Work instruction
Extract all lines in the data that contain the word "JSON".

╭─ Exercise data

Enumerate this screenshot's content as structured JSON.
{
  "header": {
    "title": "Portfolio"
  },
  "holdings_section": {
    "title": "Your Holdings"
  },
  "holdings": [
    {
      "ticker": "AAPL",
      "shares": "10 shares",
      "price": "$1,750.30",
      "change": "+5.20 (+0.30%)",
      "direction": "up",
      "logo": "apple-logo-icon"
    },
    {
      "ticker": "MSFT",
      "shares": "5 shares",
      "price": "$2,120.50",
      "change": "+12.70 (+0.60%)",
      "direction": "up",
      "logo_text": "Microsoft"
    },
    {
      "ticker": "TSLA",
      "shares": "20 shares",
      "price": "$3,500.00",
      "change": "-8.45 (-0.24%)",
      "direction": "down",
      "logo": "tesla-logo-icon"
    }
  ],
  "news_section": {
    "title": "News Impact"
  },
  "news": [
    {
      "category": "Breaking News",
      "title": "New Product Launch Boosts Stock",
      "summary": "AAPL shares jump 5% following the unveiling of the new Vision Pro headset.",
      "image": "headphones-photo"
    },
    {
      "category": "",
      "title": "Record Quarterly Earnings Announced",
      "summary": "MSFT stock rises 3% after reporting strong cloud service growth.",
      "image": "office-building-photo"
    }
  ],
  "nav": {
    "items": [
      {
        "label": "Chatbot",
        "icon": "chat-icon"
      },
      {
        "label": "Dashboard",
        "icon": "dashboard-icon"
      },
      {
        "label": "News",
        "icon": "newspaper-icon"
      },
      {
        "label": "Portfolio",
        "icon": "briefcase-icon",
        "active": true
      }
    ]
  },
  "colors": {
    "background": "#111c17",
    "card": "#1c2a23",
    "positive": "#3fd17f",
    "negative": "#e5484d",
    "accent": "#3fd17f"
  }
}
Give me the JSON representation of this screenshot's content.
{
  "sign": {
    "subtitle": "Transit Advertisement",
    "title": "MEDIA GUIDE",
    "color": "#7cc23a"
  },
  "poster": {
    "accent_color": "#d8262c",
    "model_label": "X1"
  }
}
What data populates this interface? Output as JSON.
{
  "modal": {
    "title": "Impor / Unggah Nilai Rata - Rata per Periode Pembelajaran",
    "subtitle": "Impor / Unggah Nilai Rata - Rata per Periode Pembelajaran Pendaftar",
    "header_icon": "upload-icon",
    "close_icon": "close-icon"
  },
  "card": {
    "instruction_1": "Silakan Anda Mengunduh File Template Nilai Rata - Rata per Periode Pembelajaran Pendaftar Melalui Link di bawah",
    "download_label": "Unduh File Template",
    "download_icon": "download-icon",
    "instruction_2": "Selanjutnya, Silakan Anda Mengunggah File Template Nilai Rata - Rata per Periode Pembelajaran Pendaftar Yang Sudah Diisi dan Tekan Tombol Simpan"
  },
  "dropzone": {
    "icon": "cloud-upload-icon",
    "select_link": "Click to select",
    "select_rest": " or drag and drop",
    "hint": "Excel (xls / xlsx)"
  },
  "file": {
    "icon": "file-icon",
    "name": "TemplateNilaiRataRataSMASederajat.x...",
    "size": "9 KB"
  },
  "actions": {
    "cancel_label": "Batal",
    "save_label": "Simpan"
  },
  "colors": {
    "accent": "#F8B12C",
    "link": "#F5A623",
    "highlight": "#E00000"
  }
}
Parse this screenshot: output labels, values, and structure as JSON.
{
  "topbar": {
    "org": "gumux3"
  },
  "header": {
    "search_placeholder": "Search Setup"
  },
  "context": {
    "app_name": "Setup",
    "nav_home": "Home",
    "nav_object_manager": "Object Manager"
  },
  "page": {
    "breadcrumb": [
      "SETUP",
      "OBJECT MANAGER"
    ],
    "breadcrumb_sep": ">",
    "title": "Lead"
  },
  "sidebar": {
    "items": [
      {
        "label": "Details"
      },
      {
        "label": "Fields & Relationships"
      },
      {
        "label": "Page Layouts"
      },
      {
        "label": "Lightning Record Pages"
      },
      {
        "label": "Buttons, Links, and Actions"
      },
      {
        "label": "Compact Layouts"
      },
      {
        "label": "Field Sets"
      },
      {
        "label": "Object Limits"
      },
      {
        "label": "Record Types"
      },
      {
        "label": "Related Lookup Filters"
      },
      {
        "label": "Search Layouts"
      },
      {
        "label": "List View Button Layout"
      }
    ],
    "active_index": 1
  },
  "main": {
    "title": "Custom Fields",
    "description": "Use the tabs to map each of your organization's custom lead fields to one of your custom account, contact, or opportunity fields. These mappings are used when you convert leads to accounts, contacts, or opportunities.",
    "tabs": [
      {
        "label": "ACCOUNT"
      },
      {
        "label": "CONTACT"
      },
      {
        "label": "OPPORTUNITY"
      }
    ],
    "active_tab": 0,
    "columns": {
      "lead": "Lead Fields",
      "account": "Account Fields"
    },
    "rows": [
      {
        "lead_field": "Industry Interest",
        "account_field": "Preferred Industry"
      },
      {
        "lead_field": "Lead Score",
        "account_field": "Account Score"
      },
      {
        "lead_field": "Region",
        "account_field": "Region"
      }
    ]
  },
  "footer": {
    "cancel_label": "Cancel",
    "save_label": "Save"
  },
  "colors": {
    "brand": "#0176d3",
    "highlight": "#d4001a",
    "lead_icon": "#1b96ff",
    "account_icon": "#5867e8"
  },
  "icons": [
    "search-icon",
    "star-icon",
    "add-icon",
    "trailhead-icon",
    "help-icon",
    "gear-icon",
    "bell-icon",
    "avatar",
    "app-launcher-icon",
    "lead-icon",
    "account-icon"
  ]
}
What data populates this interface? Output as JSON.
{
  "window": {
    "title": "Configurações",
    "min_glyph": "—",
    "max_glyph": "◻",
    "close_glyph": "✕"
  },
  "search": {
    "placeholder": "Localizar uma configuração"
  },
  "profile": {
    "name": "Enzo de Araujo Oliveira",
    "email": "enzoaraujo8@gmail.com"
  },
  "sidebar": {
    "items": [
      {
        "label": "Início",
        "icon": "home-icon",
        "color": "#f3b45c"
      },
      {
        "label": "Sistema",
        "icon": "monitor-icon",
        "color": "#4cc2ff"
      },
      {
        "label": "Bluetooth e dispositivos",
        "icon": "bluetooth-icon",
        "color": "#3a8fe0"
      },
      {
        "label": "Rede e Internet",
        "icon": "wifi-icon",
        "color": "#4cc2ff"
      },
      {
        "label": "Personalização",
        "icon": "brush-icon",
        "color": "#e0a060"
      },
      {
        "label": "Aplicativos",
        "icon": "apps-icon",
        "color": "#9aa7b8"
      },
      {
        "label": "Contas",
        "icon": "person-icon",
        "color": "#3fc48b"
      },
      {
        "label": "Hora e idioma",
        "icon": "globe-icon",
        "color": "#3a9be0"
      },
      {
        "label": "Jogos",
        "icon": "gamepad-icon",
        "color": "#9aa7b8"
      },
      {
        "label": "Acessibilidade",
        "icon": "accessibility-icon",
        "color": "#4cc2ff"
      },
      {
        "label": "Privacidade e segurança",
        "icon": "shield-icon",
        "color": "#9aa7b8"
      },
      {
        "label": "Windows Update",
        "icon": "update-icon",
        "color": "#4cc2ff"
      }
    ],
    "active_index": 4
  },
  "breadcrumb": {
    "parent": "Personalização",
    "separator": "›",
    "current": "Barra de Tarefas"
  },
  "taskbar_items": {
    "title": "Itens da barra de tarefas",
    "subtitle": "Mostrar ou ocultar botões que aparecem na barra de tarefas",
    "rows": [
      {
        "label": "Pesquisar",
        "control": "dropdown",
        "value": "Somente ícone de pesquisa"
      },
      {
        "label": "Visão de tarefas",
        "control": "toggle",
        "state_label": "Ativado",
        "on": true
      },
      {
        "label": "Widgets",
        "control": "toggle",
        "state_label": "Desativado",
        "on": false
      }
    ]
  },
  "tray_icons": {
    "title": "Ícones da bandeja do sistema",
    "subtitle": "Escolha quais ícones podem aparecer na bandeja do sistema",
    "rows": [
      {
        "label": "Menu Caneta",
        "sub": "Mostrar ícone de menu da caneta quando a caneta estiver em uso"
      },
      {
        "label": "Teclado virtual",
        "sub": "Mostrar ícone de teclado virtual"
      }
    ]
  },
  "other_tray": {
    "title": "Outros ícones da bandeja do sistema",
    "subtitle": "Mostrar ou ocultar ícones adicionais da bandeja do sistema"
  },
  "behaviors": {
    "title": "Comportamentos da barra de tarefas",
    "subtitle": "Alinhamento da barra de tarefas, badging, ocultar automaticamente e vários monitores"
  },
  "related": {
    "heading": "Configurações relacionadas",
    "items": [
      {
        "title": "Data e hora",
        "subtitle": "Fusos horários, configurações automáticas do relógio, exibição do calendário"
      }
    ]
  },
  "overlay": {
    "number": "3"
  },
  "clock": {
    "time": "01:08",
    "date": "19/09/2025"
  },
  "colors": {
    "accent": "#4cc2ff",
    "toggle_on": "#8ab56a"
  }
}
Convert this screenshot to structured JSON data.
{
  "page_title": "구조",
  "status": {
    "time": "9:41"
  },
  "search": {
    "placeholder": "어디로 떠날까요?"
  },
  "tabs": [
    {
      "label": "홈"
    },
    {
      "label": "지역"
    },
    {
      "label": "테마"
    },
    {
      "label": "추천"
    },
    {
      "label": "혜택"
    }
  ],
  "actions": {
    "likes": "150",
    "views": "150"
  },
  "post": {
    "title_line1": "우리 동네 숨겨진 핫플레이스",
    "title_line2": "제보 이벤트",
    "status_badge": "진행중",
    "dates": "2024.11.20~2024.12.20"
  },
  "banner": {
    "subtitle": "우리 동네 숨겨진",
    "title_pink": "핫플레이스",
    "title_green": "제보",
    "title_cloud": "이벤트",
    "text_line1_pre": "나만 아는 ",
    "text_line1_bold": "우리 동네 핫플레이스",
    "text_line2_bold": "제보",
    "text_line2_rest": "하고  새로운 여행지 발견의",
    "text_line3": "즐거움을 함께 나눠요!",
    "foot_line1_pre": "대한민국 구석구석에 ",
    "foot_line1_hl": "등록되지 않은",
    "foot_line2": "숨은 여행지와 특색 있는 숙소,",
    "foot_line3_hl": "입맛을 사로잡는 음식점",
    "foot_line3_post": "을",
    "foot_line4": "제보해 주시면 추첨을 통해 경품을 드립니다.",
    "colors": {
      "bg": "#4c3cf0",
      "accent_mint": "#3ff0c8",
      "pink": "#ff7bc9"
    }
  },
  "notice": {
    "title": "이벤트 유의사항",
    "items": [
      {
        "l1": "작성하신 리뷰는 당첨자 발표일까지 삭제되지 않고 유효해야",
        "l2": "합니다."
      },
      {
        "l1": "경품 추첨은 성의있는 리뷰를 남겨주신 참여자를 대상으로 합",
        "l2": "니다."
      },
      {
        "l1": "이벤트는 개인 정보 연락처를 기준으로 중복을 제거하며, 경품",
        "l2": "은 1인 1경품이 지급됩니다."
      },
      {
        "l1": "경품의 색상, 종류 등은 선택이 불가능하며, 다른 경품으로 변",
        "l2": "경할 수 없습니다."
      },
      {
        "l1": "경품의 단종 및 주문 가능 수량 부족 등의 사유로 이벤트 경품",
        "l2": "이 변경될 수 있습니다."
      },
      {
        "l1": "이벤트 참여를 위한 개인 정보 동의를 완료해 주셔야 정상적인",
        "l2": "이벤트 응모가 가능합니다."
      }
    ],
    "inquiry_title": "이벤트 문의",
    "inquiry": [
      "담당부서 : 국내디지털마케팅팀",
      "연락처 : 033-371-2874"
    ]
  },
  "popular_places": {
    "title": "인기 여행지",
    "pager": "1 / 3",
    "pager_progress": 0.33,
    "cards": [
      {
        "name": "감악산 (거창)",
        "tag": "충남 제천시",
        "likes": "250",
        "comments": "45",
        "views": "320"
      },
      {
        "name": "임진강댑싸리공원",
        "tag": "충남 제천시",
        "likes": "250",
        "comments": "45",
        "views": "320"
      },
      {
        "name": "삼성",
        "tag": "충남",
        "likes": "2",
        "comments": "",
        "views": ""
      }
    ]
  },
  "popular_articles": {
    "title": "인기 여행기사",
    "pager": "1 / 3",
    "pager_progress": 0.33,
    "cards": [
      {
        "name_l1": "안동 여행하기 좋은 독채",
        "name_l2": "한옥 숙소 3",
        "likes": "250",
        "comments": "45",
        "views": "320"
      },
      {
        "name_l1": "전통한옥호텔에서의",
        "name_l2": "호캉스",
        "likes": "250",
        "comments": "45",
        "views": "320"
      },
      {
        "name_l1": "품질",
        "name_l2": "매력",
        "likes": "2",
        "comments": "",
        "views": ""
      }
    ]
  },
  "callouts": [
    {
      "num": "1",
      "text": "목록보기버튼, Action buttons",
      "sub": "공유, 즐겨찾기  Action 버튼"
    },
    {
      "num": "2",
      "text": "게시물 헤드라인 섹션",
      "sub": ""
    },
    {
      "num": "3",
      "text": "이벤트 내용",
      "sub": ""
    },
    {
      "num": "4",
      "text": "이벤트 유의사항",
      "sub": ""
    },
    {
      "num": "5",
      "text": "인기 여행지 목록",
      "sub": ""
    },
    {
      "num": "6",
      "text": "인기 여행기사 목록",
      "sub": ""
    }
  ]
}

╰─

Task solution
Enumerate this screenshot's content as structured JSON.
Give me the JSON representation of this screenshot's content.
What data populates this interface? Output as JSON.
Parse this screenshot: output labels, values, and structure as JSON.
What data populates this interface? Output as JSON.
Convert this screenshot to structured JSON data.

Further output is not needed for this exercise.